There appears to have been little further work. Some repointing has been undertaken, and the nave roof interior has been plasterboarded, during the 20th century.

The limestone font has a rounded, octagonal bowl and a cylindrical stem, from the 14th-15th centuries, on a square, claw-moulded base, from a different font?.

There are 2 bells, both hanging in the bellcote; only one was in position in 1925, the other – dated 1632 – was lying in the nave having lost its clapper (RCAHM, 1925, 201).

The church was Grade B listed in 1998.

Now listed Grade II

First Listed in 1971. Last amended in 2004.

Reason for listing: Included for its special interest as a basically small medieval church with unusual nave recess.


There is some evidence for the pre-conquest religious use of the site –

Celtic dedication.

St Meilyr, Llys-y-fran, was not a parish church during the post-conquest period, but a chapelry of the medieval Deanery of Rhos (Rees, 1932). The benefice appears to have always been in private patronage; in 1574 a quarter of the advowson was in the hands of William Philipps of Picton Castle (Green, 1912, 274) while in 1594 the Earl of Essex and Sir John Philipps of Picton had alternate right of presentation with John Scourfield of New Moat and John Wogan of Wiston (ibid.).

Llys-y-fran is not mentioned in the ‘Taxatio’ of 1291, but in 1536 the rectory of ‘Llysvrane’ was assessed at 60s 3d for tenths of 6s 0½d (ibid.). In 1786, the discharged rectory, of the Archdeaconry of St Davids, was still in alternate Philipps and Scourfield patronage and had an annual value of £20, rated in the king’s books at £3 0s 5d. By 1833, it was endowed with £400 royal bounty (Lewis, 1833) and the church had become the parish church of Llys-y-fran.

In 1998 St Meilyr, Llys-y-fran, was a parish church.

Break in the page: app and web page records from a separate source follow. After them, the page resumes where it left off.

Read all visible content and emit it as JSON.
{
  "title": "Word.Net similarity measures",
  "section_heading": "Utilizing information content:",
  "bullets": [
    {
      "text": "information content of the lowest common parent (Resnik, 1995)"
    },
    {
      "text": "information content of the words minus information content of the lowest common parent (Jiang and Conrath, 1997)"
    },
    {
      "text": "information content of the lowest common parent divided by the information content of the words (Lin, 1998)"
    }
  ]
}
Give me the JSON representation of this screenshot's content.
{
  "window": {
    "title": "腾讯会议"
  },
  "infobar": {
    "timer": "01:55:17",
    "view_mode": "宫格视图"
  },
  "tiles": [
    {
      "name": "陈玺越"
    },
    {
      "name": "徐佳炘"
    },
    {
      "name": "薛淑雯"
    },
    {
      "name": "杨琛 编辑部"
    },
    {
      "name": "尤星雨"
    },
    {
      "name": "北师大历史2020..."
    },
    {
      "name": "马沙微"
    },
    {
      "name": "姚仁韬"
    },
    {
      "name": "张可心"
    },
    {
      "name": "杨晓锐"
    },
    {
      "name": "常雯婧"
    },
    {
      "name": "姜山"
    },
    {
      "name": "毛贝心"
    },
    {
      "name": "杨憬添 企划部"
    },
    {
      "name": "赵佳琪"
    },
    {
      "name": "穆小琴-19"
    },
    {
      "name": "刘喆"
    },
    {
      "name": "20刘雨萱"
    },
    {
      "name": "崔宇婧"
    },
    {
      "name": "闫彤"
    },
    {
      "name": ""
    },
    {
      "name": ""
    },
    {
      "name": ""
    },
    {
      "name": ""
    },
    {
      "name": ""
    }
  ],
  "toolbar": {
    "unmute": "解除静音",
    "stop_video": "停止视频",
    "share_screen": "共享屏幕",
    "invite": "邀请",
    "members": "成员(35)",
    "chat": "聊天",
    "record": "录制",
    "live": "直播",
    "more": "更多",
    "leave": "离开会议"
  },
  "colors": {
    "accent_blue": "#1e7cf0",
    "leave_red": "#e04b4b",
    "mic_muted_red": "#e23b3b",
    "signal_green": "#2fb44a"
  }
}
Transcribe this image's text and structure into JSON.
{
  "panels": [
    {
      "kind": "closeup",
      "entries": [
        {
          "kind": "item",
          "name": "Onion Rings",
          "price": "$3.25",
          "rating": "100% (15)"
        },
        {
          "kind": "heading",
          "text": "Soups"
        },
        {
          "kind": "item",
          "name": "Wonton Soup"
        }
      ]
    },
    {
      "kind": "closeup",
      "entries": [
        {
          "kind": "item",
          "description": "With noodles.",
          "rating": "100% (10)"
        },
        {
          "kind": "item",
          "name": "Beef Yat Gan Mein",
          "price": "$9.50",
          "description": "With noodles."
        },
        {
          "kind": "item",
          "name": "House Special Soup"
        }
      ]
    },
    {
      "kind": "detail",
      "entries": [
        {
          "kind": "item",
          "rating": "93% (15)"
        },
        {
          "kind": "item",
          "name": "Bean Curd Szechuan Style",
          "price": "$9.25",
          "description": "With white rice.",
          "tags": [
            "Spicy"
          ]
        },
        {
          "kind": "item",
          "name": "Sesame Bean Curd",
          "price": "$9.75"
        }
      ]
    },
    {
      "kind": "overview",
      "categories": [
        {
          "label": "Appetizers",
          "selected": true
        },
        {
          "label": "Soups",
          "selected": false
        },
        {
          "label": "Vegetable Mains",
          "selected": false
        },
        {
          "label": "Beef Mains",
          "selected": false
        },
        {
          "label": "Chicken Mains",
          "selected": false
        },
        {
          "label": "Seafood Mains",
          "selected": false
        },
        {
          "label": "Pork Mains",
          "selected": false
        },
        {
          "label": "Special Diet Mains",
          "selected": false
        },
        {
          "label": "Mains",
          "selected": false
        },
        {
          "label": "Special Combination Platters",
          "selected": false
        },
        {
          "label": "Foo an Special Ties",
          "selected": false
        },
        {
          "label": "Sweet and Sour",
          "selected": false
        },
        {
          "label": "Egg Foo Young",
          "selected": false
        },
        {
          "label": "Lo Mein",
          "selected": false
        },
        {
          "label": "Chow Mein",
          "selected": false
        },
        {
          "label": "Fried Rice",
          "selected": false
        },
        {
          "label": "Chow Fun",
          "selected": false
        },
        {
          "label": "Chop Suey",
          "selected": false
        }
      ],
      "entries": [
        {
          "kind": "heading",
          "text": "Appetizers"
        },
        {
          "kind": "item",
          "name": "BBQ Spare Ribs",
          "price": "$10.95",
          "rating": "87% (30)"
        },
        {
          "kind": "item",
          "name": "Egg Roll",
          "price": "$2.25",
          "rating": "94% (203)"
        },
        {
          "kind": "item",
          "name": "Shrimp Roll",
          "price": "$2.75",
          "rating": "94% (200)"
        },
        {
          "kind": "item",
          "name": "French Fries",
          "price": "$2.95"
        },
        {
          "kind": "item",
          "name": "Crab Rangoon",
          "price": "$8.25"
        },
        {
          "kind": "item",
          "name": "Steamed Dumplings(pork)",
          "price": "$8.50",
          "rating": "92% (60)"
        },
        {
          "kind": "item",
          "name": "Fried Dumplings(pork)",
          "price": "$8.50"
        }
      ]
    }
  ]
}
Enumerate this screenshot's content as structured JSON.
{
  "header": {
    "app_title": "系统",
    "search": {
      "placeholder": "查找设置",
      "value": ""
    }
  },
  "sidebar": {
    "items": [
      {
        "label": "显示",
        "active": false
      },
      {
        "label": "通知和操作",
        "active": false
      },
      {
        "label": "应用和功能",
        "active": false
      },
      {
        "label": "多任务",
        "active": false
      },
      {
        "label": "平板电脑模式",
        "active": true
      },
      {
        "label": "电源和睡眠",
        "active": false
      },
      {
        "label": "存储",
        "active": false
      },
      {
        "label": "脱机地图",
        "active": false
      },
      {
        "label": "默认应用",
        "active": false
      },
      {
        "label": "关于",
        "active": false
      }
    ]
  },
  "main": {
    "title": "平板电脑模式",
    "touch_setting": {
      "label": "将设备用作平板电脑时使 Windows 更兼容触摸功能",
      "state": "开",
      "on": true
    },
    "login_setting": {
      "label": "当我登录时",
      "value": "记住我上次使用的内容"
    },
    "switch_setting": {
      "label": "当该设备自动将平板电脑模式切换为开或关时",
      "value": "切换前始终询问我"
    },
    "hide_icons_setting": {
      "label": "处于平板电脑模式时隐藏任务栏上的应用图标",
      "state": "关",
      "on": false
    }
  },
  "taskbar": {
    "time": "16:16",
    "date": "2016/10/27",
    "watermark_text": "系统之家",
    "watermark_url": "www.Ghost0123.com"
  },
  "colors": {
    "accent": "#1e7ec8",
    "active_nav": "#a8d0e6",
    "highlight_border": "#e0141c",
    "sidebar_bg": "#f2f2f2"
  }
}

The living was a rectory, held with Maenclochog, Llandeilo Llwydarth, Mynachlogddu, Llangolman, Henry’s Moat and New Moat (Benefice 831) in the Archdeaconry of St Davids, Rural Deanery of Daugleddau (St Davids, 1997-8).


 Map Evidence

NLW, Ordnance Survey 1:2500, First Edition, Sheet XXXIII.3, 1889.

NLW, Parish of Llys-y-fran, Tithe Map, 1839.

Rees, W., 1932, South Wales and the Border in the XIVth century.

Church in Wales Records

Jones, W., 1995, Quinquennial Report, Llys-y-fran.

St Davids, 1997-8, Diocesan Year Book.

Parish Records, Pembrokeshire Record Office, Haverfordwest

(HPR/39 – Llys-y-fran)

Printed Accounts

Gordon Partnership, 1993, Redundant Religious Buildings in West Wales.

Crossley, F. H., and Ridgway, M. H., 1957, ‘Screens, Lofts and Stalls situated in Wales and Monmouthshire: Part 8’, Archaeol. Cambrensis, Vol. CVI.

Green, F., 1912, ‘Pembrokeshire Parsons’, West Wales Historical Records Vol. II.

Lewis, S., 1833, A Topographical Dictionary of Wales.

RCAHM, 1925, Inventory: Pembrokeshire.

Salter, M., 1994, The Old Parish Churches of South West Wales.

Updated – February 2022 – PKR

Heneb - The Trust for Welsh Archaeology